By Gilbert Garcia – Pop Music Critic

Decades after breakthrough debut, queer icons stick to now-tired formula

Pet Shop Boys

THE BOYS ARE BACK: Chris Lowe, left, and Neil Tennant return with a catty love-song about Tony Blair and Dubya.

Probably no musical act has successfully cultivated both gay and straight fan bases better than Pet Shop Boys. Following in the footsteps of Jimmy Sommerville and Andy Bell who beat the Pet Shop Boys out of the closet but only ever saw a fraction of their mega-popularity the PSB disco duo proved a powerful antidote to the camp stereotype of what queer music should sound like.

Crafting intelligent love songs laced with ironic wit, band members Neil Tennant and Chris Lowe helped humanize the queer romanticism that was featured on MTV throughout the ’80s and ’90s. As musicians, and later producers and re-mixers, Tennant and Lowe deployed signature complex melodies anchored by subdued rhythms that were unmistakable.

But on the Boys’ ninth studio album, “Fundamental,” there’s very little that will surprise you. Unfortunately, their near-perfect recipe is wearing thin.

Pet Shop Boys have never made a truly horrible album. And “Fundamental” is not their first. As usual, Tennant’s lyrics are evocative and clear-eyed. There’s no disputing the urbane sentimentality of songs like “Casanova in Hell” or “Numb.” Even dance-oriented numbers like “The Sodom and Gomorrah Show” and the album’s second single, “Minimal,” possess an impressive literary streak that’s tough to downplay. As always, Tennant’s ironic touch is in full gear, particularly on the deliciously subtle “I’m With Stupid,” in which the relationship between British Prime Minister Tony Blair and Dubya is portrayed as an abusive partnership.

In spite of these strong elements, there’s something anachronistic about “Fundamental.” It’s been charming to watch Tennant and Lowe quietly resist change as musical fads, but it’s been 20 years since the halcyon era of “West End Girls”, and surely something has to give.

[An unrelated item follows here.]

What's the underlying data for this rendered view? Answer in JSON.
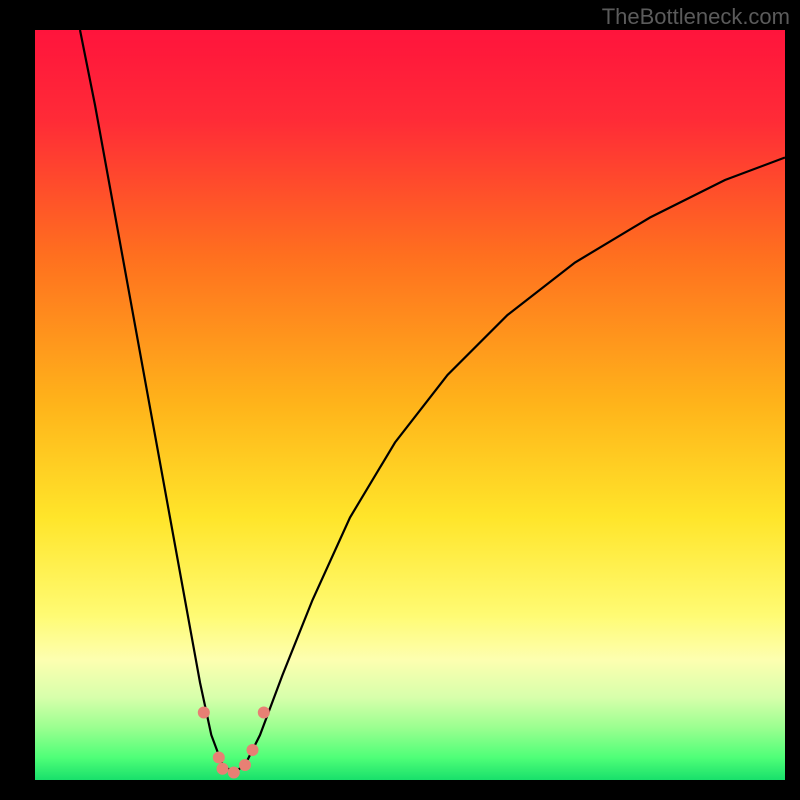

Pet Shop Boys’ sound peaked in the early ’90s with the release of “Very.” The remaining years have a slow slide into irrelevancy. Like an elderly gentleman who hangs out at the disco way too late, “Fundamental” feels out of place in 2006. The Pet Shop Boys still possess tremendous talent they just need to update their sound if they expect anyone to listen.

Nelly Furtado

NELLY ACHE: Why is Furtado so famous?

It’s been a hell of a ride up the charts for Canadian pop-tart Nelly Furtado. But you can’t help but wonder: Just how did this young singer arrive at this level of success? Furtado’s willingness to take on a variety of styles has made her marketable. But is that enough for Grammys and such an elevated level of stardom?

On her third record, “Loose,” Nelly genre-hops once again, tackling R&B and hip-hop with the help of super-producer Timbaland. With all this moaning set to slithery beats, the record is sure to be a big hit. But if this is what passes for good pop, then the bar is set very low.


Ah, Texas where even the choirs are bigger.

Boasting a roll of more than 120 members, The Women’s Chorus of Dallas are integral to Big D’s cultural scene. Proud members of GALA Choruses, an international association of GLBT vocal ensembles, the group regularly raises money for AIDS and breast cancer charities. Regular collaborators with Turtle Creek Chorale, The Women’s Chorus also shares with the Chorale the honor of being nominated for a Gay and Lesbian American Music Award.

Now in their 17th season, The Women’s Chorus has so far featured evenings of Holiday and Broadway music. For their “Seasonal Blend” concert, under the direction of Melinda Imthurn, the women promise a mix of year-round favorites. Saturday’s gig closes out the 2006 season.

Gilbert Garcia

Caruth Auditorium, 6101 Bishop Blvd. on the campus of Southern Methodist University. June 24 at 8 p.m. $15-$25. 214-520-7828.

This article appeared in the Dallas Voice print edition, June 23, 2006. сайтgoogle adwords оплата